Citation: Markodimitraki LM, Stegeman I, Smit AL and Thomeer HGXM (2020) Cochlear Implant Receiver Location and Migration: Experimental Validation Pilot Study of a Clinically Applicable Screening Method. Front. Surg. 6:78. doi: 10.3389/fsurg.2019.00078
Received: 18 July 2019; Accepted: 20 December 2019;
Published: 15 January 2020.
Edited by:Akira Ishiyama, University of California, Los Angeles, United States
Reviewed by:William John Parkes, DuPont, United States
AB Zulkiflee, University Malaya Medical Centre, Malaysia

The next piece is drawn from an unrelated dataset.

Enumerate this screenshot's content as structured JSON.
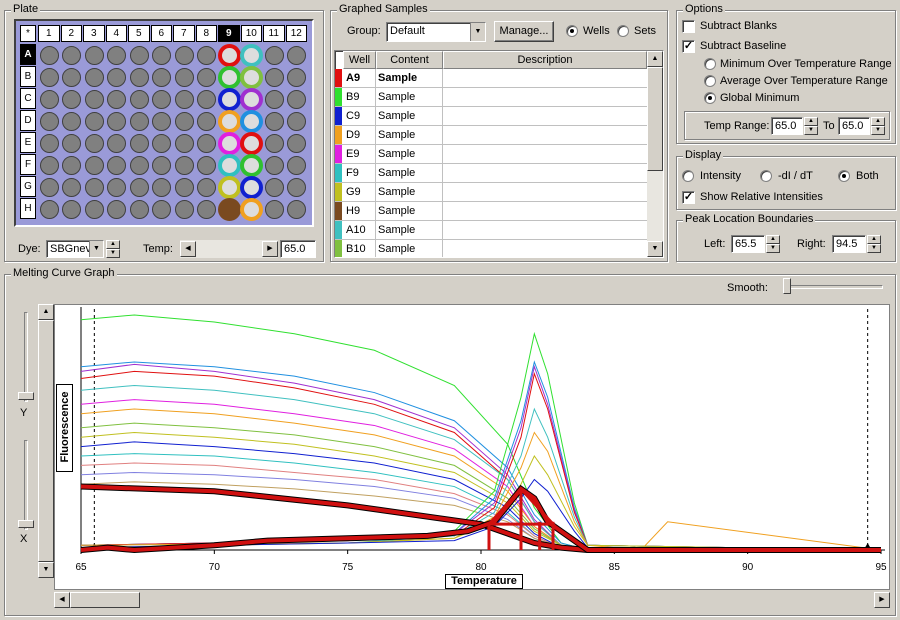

Copyright © 2020 Markodimitraki, Stegeman, Smit and Thomeer. This is an open-access article distributed under the terms of the Creative Commons Attribution License (CC BY). The use, distribution or reproduction in other forums is permitted, provided the original author(s) and the copyright owner(s) are credited and that the original publication in this journal is cited, in accordance with accepted academic practice. No use, distribution or reproduction is permitted which does not comply with these terms.
*Correspondence: Laura M. Markodimitraki, firstname.lastname@example.org